Available records:
::::
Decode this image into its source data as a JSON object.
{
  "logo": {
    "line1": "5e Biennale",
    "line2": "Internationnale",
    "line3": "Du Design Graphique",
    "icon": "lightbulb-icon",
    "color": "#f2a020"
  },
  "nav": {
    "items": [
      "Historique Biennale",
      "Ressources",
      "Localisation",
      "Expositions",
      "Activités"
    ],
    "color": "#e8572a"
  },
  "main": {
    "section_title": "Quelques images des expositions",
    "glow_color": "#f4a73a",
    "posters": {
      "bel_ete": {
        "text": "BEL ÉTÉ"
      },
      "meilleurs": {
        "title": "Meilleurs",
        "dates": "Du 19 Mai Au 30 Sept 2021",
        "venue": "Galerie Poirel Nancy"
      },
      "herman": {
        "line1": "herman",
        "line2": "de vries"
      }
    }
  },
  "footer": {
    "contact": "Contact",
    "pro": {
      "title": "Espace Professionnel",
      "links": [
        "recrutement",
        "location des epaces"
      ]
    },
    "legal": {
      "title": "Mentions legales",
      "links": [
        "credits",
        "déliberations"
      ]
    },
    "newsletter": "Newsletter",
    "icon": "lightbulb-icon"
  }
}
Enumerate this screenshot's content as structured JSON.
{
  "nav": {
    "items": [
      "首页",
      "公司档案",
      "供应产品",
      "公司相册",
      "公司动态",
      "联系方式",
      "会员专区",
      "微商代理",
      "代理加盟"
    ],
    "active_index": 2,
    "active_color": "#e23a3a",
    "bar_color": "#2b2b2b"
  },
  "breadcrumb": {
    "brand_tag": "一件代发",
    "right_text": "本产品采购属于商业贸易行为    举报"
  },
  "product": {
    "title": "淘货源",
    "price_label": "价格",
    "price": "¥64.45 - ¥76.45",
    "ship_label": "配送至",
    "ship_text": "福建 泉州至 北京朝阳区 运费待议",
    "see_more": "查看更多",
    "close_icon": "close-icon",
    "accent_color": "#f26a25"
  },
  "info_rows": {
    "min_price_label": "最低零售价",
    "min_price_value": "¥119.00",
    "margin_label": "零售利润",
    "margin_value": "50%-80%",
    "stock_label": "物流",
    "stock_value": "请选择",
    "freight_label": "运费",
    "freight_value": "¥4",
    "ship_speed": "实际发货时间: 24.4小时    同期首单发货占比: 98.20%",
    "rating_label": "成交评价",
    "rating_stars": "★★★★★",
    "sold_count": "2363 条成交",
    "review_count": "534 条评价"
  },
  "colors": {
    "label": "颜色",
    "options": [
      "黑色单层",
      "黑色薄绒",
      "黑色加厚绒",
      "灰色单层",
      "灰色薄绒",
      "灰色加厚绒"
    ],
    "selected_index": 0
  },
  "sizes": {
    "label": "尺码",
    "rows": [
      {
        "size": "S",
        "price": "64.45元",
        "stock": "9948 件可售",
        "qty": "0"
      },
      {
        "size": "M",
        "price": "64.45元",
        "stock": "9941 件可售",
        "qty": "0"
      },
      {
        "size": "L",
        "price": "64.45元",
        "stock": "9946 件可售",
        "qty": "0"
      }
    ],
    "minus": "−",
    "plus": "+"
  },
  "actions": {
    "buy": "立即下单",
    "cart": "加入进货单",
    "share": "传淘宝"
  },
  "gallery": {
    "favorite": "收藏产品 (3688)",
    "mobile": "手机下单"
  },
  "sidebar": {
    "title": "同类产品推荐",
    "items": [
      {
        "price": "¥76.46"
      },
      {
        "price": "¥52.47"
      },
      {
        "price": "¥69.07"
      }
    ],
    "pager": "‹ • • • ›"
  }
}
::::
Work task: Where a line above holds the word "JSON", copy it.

Answer below:
Decode this image into its source data as a JSON object.
Enumerate this screenshot's content as structured JSON.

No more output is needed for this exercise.